After graduating with a self-designed major in Bachelor of Science: Ecology and the Human Environment with Spanish Language focus and earning magna cum laude, Richard Hauck ’17 has been accepted into two master’s programs at Arizona State University.
Michael Barnett ’66, a Senior Physicist at Lawrence Berkeley National Laboratory, has been awarded the 2020 Dwight Nicholson Medal for Outreach by the American Physical Society (APS Physics) for a lifetime of innovations in outreach bringing the discoveries and searches of particle physicists and cosmologists to multitudes of students and lay people around the world.
Judge LaDoris Cordell ’71 will release Her Honor: A Judge’s Candid Look at Our Legal System on October 5, 2021 — a memoir detailing Judge Cordell’s personal story and experiences with the American judicial system as jurist, lawyer, and police auditor.
Antioch College Trustee Susan Jean “Shay” Mayer ’79 and Mary Kay Delaney, Visiting Clinical Professor at Morgridge College of Education, University of Denver, have edited a new book, In Search of Wonderful Ideas: Critical Exploration in Teacher Education, available on April 9, 2021, from Teachers College Press of Columbia University.
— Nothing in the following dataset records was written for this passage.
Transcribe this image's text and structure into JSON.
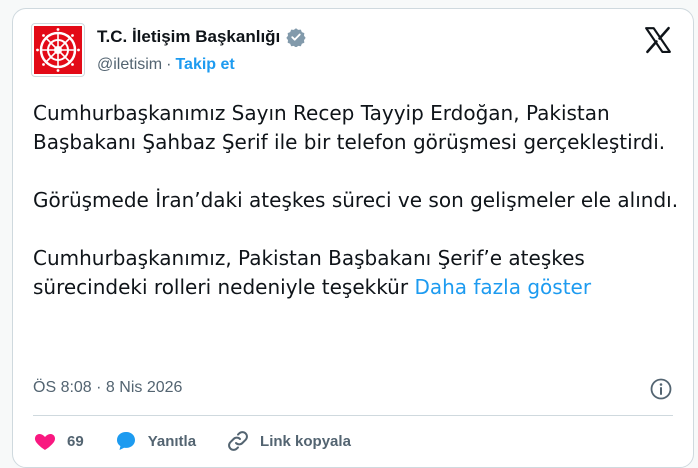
{
  "account": {
    "display_name": "T.C. İletişim Başkanlığı",
    "handle": "@iletisim",
    "separator": "·",
    "follow_label": "Takip et"
  },
  "post": {
    "paragraphs": [
      "Cumhurbaşkanımız Sayın Recep Tayyip Erdoğan, Pakistan Başbakanı Şahbaz Şerif ile bir telefon görüşmesi gerçekleştirdi.",
      "Görüşmede İran’daki ateşkes süreci ve son gelişmeler ele alındı.",
      "Cumhurbaşkanımız, Pakistan Başbakanı Şerif’e ateşkes sürecindeki rolleri nedeniyle teşekkür"
    ],
    "show_more": "Daha fazla göster",
    "timestamp": "ÖS 8:08 · 8 Nis 2026"
  },
  "actions": {
    "like_count": "69",
    "reply_label": "Yanıtla",
    "copy_link_label": "Link kopyala"
  },
  "colors": {
    "accent": "#1d9bf0",
    "like": "#f91880",
    "logo_red": "#e30a17"
  },
  "icons": [
    "verified-badge-icon",
    "x-logo-icon",
    "info-icon",
    "heart-icon",
    "reply-icon",
    "link-icon"
  ]
}
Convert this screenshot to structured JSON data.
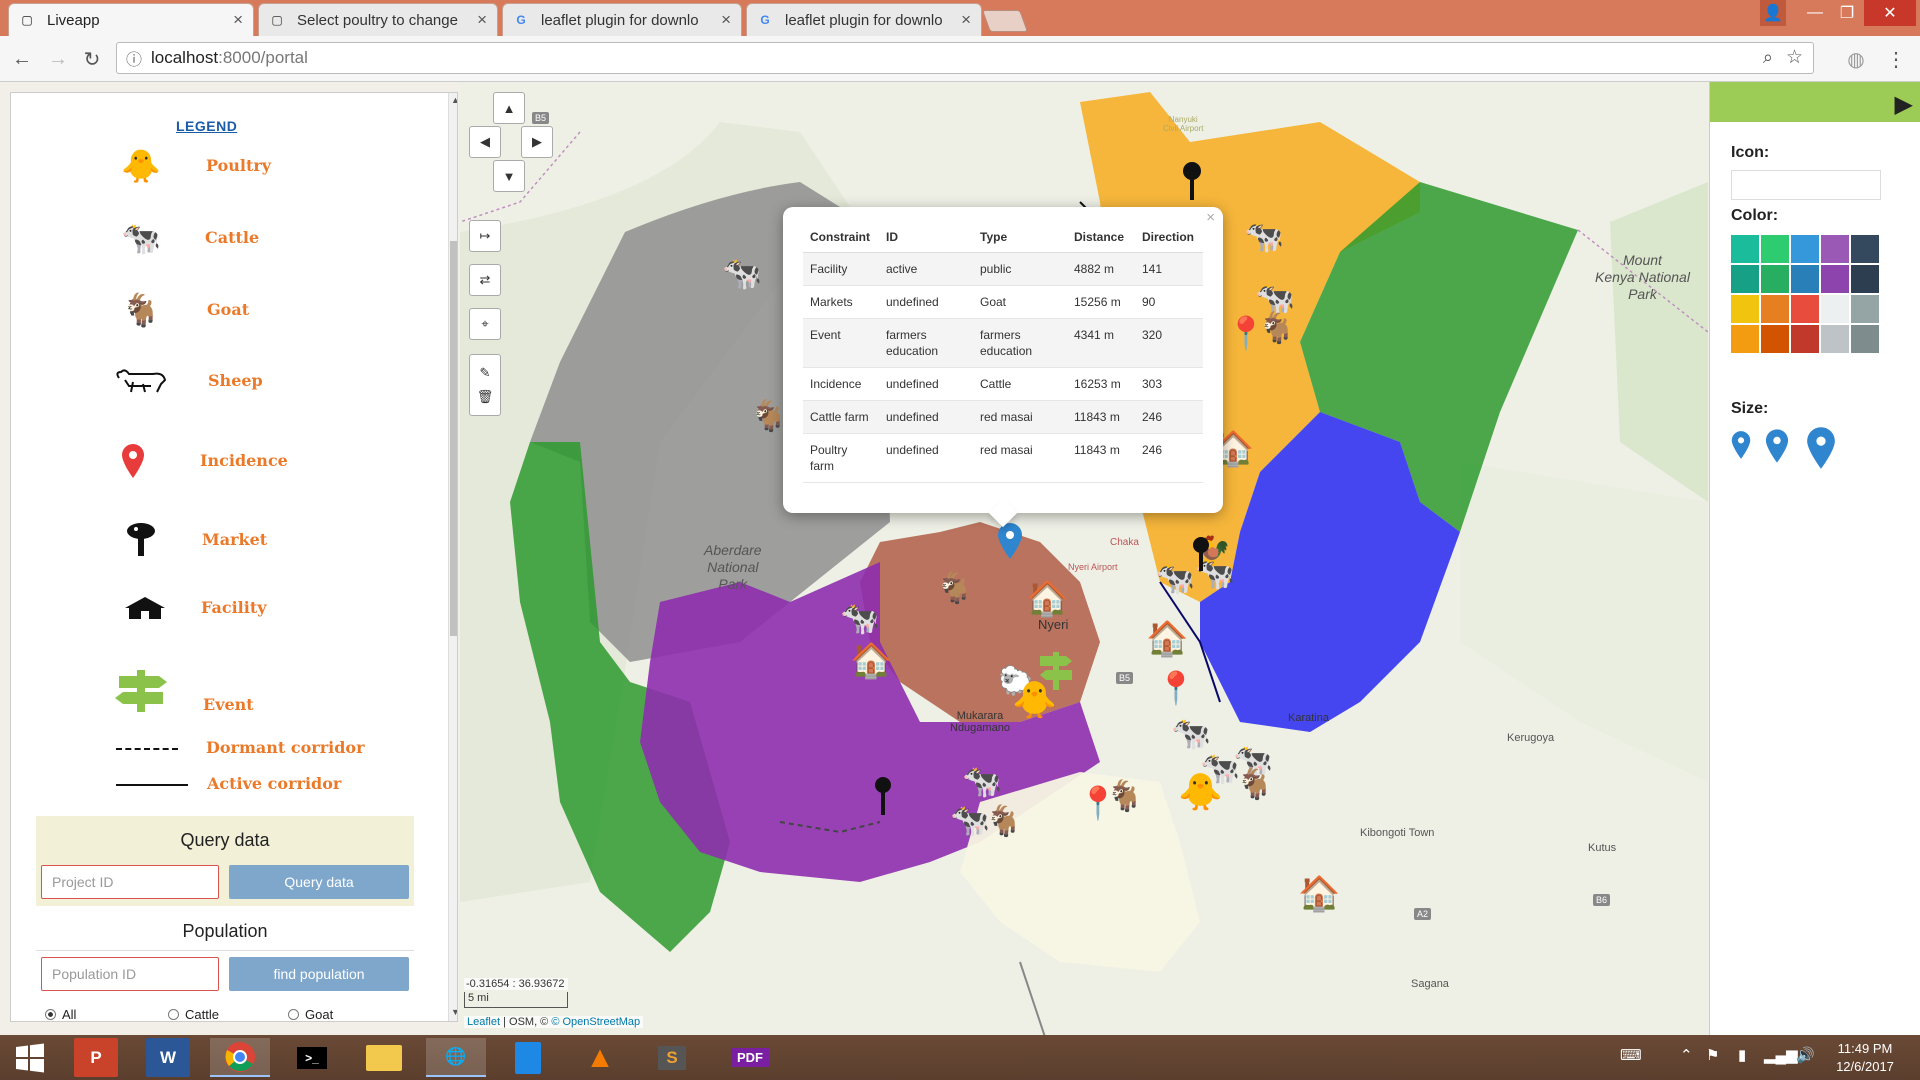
{
  "browser": {
    "tabs": [
      {
        "title": "Liveapp",
        "icon": "page-icon",
        "active": true
      },
      {
        "title": "Select poultry to change",
        "icon": "page-icon",
        "active": false
      },
      {
        "title": "leaflet plugin for downlo",
        "icon": "google-icon",
        "active": false
      },
      {
        "title": "leaflet plugin for downlo",
        "icon": "google-icon",
        "active": false
      }
    ],
    "address": {
      "host": "localhost",
      "path": ":8000/portal"
    }
  },
  "legend": {
    "title": "LEGEND",
    "items": [
      {
        "label": "Poultry",
        "icon": "chicken-icon"
      },
      {
        "label": "Cattle",
        "icon": "cow-icon"
      },
      {
        "label": "Goat",
        "icon": "goat-icon"
      },
      {
        "label": "Sheep",
        "icon": "sheep-icon"
      },
      {
        "label": "Incidence",
        "icon": "red-pin-icon"
      },
      {
        "label": "Market",
        "icon": "black-pin-icon"
      },
      {
        "label": "Facility",
        "icon": "house-icon"
      },
      {
        "label": "Event",
        "icon": "signpost-icon"
      },
      {
        "label": "Dormant corridor",
        "icon": "dashed-line"
      },
      {
        "label": "Active corridor",
        "icon": "solid-line"
      }
    ]
  },
  "query": {
    "title": "Query data",
    "input_placeholder": "Project ID",
    "button": "Query data"
  },
  "population": {
    "title": "Population",
    "input_placeholder": "Population ID",
    "button": "find population",
    "options": [
      {
        "label": "All",
        "checked": true
      },
      {
        "label": "Cattle",
        "checked": false
      },
      {
        "label": "Goat",
        "checked": false
      }
    ]
  },
  "map": {
    "labels": {
      "aberdare": "Aberdare\nNational\nPark",
      "mtkenya": "Mount\nKenya National\nPark",
      "nyeri": "Nyeri",
      "mukarara": "Mukarara\nNdugamano",
      "karatina": "Karatina",
      "kerugoya": "Kerugoya",
      "kibongoti": "Kibongoti Town",
      "kutus": "Kutus",
      "sagana": "Sagana",
      "chaka": "Chaka",
      "nyeri_airport": "Nyeri Airport",
      "nanyuki": "Nanyuki\nCivil Airport",
      "b5_top": "B5",
      "b5_mid": "B5",
      "a2": "A2",
      "b6": "B6"
    },
    "coordinates": "-0.31654 : 36.93672",
    "scale": "5 mi",
    "attribution": {
      "leaflet": "Leaflet",
      "osm": "| OSM, ©",
      "osm_link": "© OpenStreetMap"
    }
  },
  "popup": {
    "headers": [
      "Constraint",
      "ID",
      "Type",
      "Distance",
      "Direction"
    ],
    "rows": [
      [
        "Facility",
        "active",
        "public",
        "4882 m",
        "141"
      ],
      [
        "Markets",
        "undefined",
        "Goat",
        "15256 m",
        "90"
      ],
      [
        "Event",
        "farmers education",
        "farmers education",
        "4341 m",
        "320"
      ],
      [
        "Incidence",
        "undefined",
        "Cattle",
        "16253 m",
        "303"
      ],
      [
        "Cattle farm",
        "undefined",
        "red masai",
        "11843 m",
        "246"
      ],
      [
        "Poultry farm",
        "undefined",
        "red masai",
        "11843 m",
        "246"
      ]
    ]
  },
  "style_panel": {
    "icon_label": "Icon:",
    "color_label": "Color:",
    "size_label": "Size:",
    "colors": [
      "#1abc9c",
      "#2ecc71",
      "#3498db",
      "#9b59b6",
      "#34495e",
      "#16a085",
      "#27ae60",
      "#2980b9",
      "#8e44ad",
      "#2c3e50",
      "#f1c40f",
      "#e67e22",
      "#e74c3c",
      "#ecf0f1",
      "#95a5a6",
      "#f39c12",
      "#d35400",
      "#c0392b",
      "#bdc3c7",
      "#7f8c8d"
    ]
  },
  "taskbar": {
    "time": "11:49 PM",
    "date": "12/6/2017"
  }
}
By the end of April, Gem City Market – a west Dayton Co-op – will open to the public, bringing to fruition six years of planning. Lela Klein ’02, who sits on the board and is Co-Executive Director of Co-op Dayton, told The Herald Bulletin that the planning for Gem City began in 2016 with the development of a business plan.